The Republican primary race for a US Senate seat in Indiana is currently underway, featuring Richard Mourdock as the challenger to incumbent Senator Richard Luger. Like most modern political races, jabs are taken at each candidate, however a tactic is employed here that is infecting the minds of young Americans with the idea that contentious national issues are settled only by defeating one’s opponent, rather than engaging in debate and compromise. Mourdock’s website describes his opponent’s stance on several issues and uses the following language:
“co-sponsoring several pieces of liberal legislation”; “Lugar voted with the Democrats”; “Lugar joined with Democrats”; “Lugar refused to join Republican minority leader”; “even joining with Democrats”; etc.
In context, the latter was written as “even joining with Democrats to stop Republican Senators from placing a 3-year moratorium on all earmarks.” Mourdock chose to point out that his opponent was working with members of the Democratic Party – as if collaboration was part of his wrongdoing – in addition to his position on earmarks. Some would argue that it is simply a case of sloppy writing, however this phenomenon is widespread on his website.
So what American utopia is Mourdock looking to create if elected? Is it one that alienates half of its populace? In a society that boasts itself as a melting pot, isn’t compromise an essential skill for an elected official?
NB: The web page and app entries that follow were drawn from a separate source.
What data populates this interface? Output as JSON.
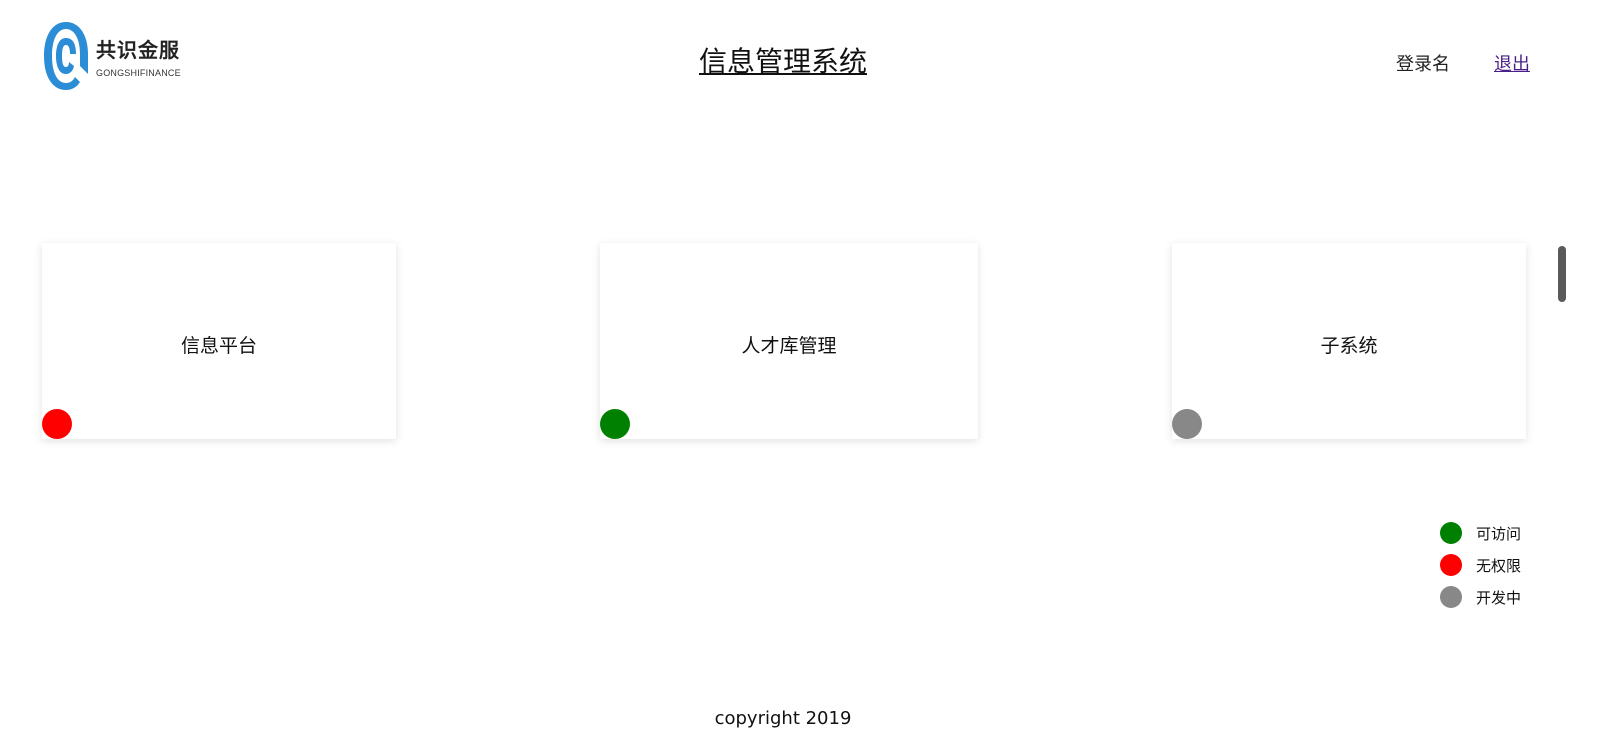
{
  "header": {
    "logo": {
      "name_cn": "共识金服",
      "name_en": "GONGSHIFINANCE",
      "icon": "gongshi-logo-icon",
      "color": "#2b8dd6"
    },
    "title": "信息管理系统",
    "username": "登录名",
    "logout_label": "退出"
  },
  "cards": [
    {
      "label": "信息平台",
      "status": "无权限",
      "status_color": "#ff0000"
    },
    {
      "label": "人才库管理",
      "status": "可访问",
      "status_color": "#008000"
    },
    {
      "label": "子系统",
      "status": "开发中",
      "status_color": "#888888"
    }
  ],
  "legend": [
    {
      "label": "可访问",
      "color": "#008000"
    },
    {
      "label": "无权限",
      "color": "#ff0000"
    },
    {
      "label": "开发中",
      "color": "#888888"
    }
  ],
  "footer": {
    "copyright": "copyright 2019"
  }
}
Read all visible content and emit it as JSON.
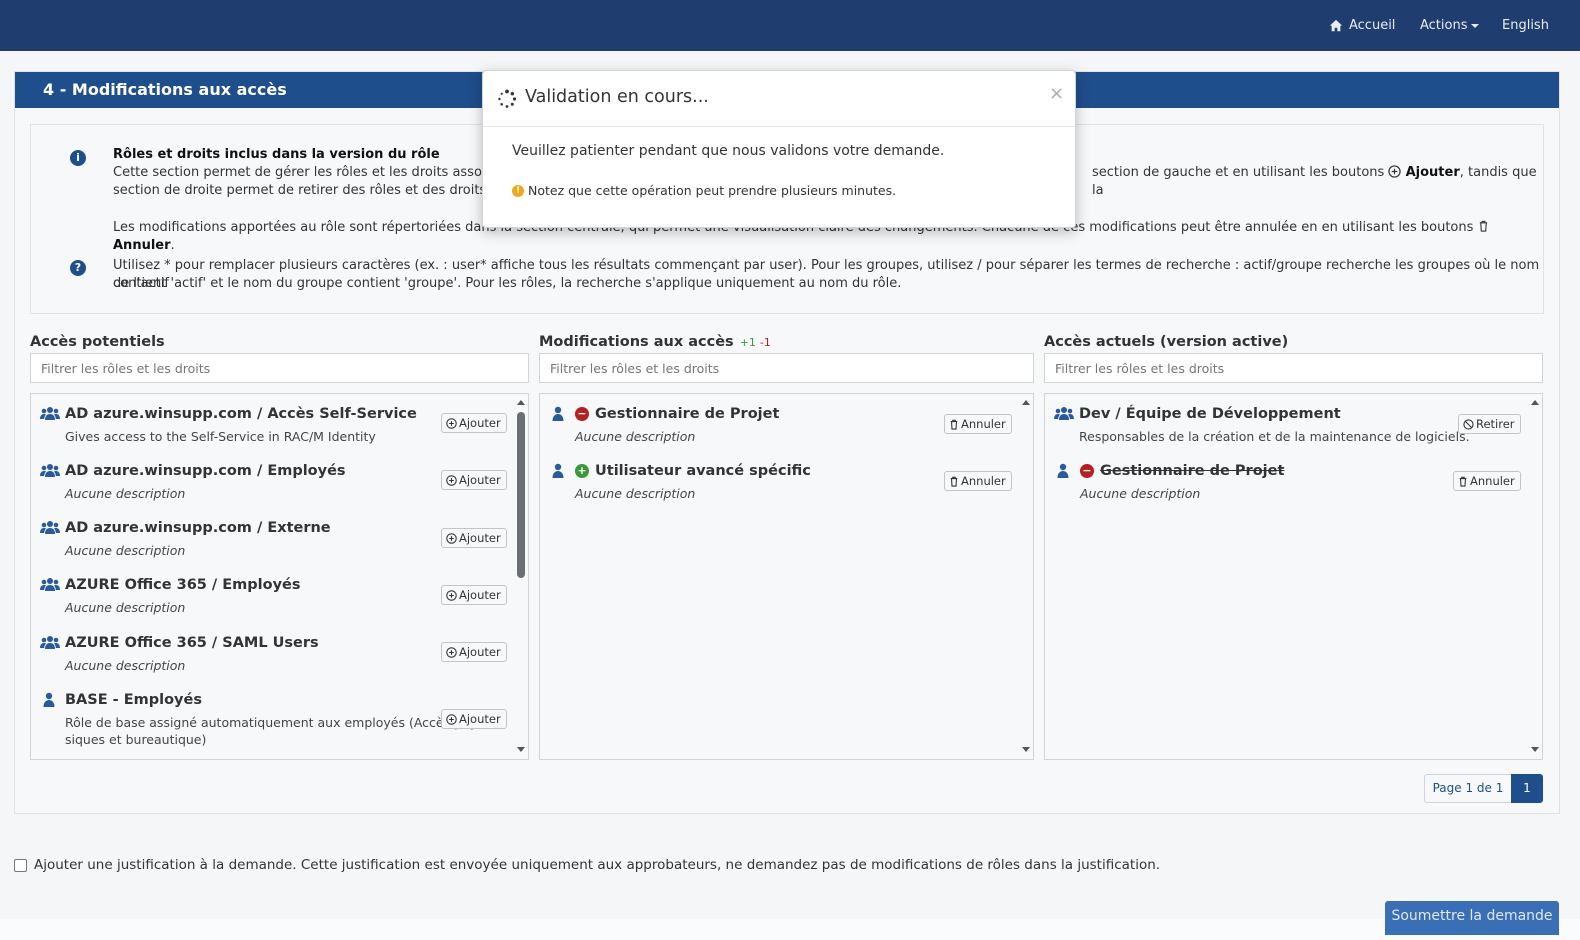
{
  "nav": {
    "home_label": "Accueil",
    "actions_label": "Actions",
    "language_label": "English"
  },
  "panel": {
    "title": "4 - Modifications aux accès"
  },
  "info": {
    "heading": "Rôles et droits inclus dans la version du rôle",
    "line1_a": "Cette section permet de gérer les rôles et les droits associés à un",
    "line1_b": "section de gauche et en utilisant les boutons",
    "line1_add": "Ajouter",
    "line1_c": ", tandis que la",
    "line2": "section de droite permet de retirer des rôles et des droits exista",
    "line3_a": "Les modifications apportées au rôle sont répertoriées dans la section centrale, qui permet une visualisation claire des changements. Chacune de ces modifications peut être annulée en en utilisant les boutons",
    "line3_cancel": "Annuler",
    "line3_end": ".",
    "help_line1": "Utilisez * pour remplacer plusieurs caractères (ex. : user* affiche tous les résultats commençant par user). Pour les groupes, utilisez / pour séparer les termes de recherche : actif/groupe recherche les groupes où le nom de l'actif",
    "help_line2": "contient 'actif' et le nom du groupe contient 'groupe'. Pour les rôles, la recherche s'applique uniquement au nom du rôle."
  },
  "columns": {
    "potential": {
      "title": "Accès potentiels",
      "filter_placeholder": "Filtrer les rôles et les droits",
      "items": [
        {
          "name": "AD azure.winsupp.com / Accès Self-Service",
          "desc": "Gives access to the Self-Service in RAC/M Identity",
          "button": "Ajouter"
        },
        {
          "name": "AD azure.winsupp.com / Employés",
          "desc": "Aucune description",
          "button": "Ajouter"
        },
        {
          "name": "AD azure.winsupp.com / Externe",
          "desc": "Aucune description",
          "button": "Ajouter"
        },
        {
          "name": "AZURE Office 365 / Employés",
          "desc": "Aucune description",
          "button": "Ajouter"
        },
        {
          "name": "AZURE Office 365 / SAML Users",
          "desc": "Aucune description",
          "button": "Ajouter"
        },
        {
          "name": "BASE - Employés",
          "desc1": "Rôle de base assigné automatiquement aux employés (Accès phy",
          "desc2": "siques et bureautique)",
          "button": "Ajouter"
        }
      ]
    },
    "changes": {
      "title": "Modifications aux accès",
      "plus": "+1",
      "minus": "-1",
      "filter_placeholder": "Filtrer les rôles et les droits",
      "items": [
        {
          "name": "Gestionnaire de Projet",
          "desc": "Aucune description",
          "button": "Annuler",
          "kind": "remove"
        },
        {
          "name": "Utilisateur avancé spécific",
          "desc": "Aucune description",
          "button": "Annuler",
          "kind": "add"
        }
      ]
    },
    "current": {
      "title": "Accès actuels (version active)",
      "filter_placeholder": "Filtrer les rôles et les droits",
      "items": [
        {
          "name": "Dev / Équipe de Développement",
          "desc": "Responsables de la création et de la maintenance de logiciels.",
          "button": "Retirer"
        },
        {
          "name": "Gestionnaire de Projet",
          "desc": "Aucune description",
          "button": "Annuler"
        }
      ]
    }
  },
  "pagination": {
    "summary": "Page 1 de 1",
    "current_page": "1"
  },
  "justification": {
    "label": "Ajouter une justification à la demande. Cette justification est envoyée uniquement aux approbateurs, ne demandez pas de modifications de rôles dans la justification."
  },
  "submit_label": "Soumettre la demande",
  "modal": {
    "title": "Validation en cours...",
    "close": "×",
    "body": "Veuillez patienter pendant que nous validons votre demande.",
    "note": "Notez que cette opération peut prendre plusieurs minutes."
  },
  "colors": {
    "topbar": "#1f3d6e",
    "panel_header": "#1f4e8c",
    "add_green": "#3a9a3a",
    "remove_red": "#b52020",
    "icon_blue": "#2a5a9c",
    "warning": "#f0a818"
  }
}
This example emphasizes a discouraging reality – that currently, cooperation with your political co-workers is discouraged. Compromise is portrayed as weakness.
I eagerly await the day when the website for a US Senate or Presidential candidate boasts phrases such as “worked with his opponents to” or “respected the beliefs of others that” or “united a bickering senate with his words of” or “was able to negotiate a compromise between.”
Should we fail to teach our children the importance of tolerance, we will only encourage contempt toward those who think differently. Should we fail to lead our young adults with examples of compromise, we will only foster an “us versus them” mentality that will keep our population ideologically divided.
Built on ideas of tolerance and respect of another’s beliefs, our country is in desperate need for the following Election Day exit poll interview.
Pollster: Sir, for whom did you vote and what made you come to that decision?
Voter: Well, I voted for Senator X. I believe he has the ability to represent my beliefs while also refusing to alienate my neighbors who believe otherwise.
Citizens should lead by example and be vocal in protest of practices that discourage collaboration and unity. Let us trumpet those with the ability to unite, lest we cultivate another generation of argumentative politicians whose moral certainty precludes the possibility of national solidarity.
Published by Oology.com on 4/30/2012
By Brian T. Murphy
Negotiation. Compromise. Are these archaic phrases in the current political climate, or can our legislators find peace in cooperation and change the way that many view this age old practice?
The Death of Cooperation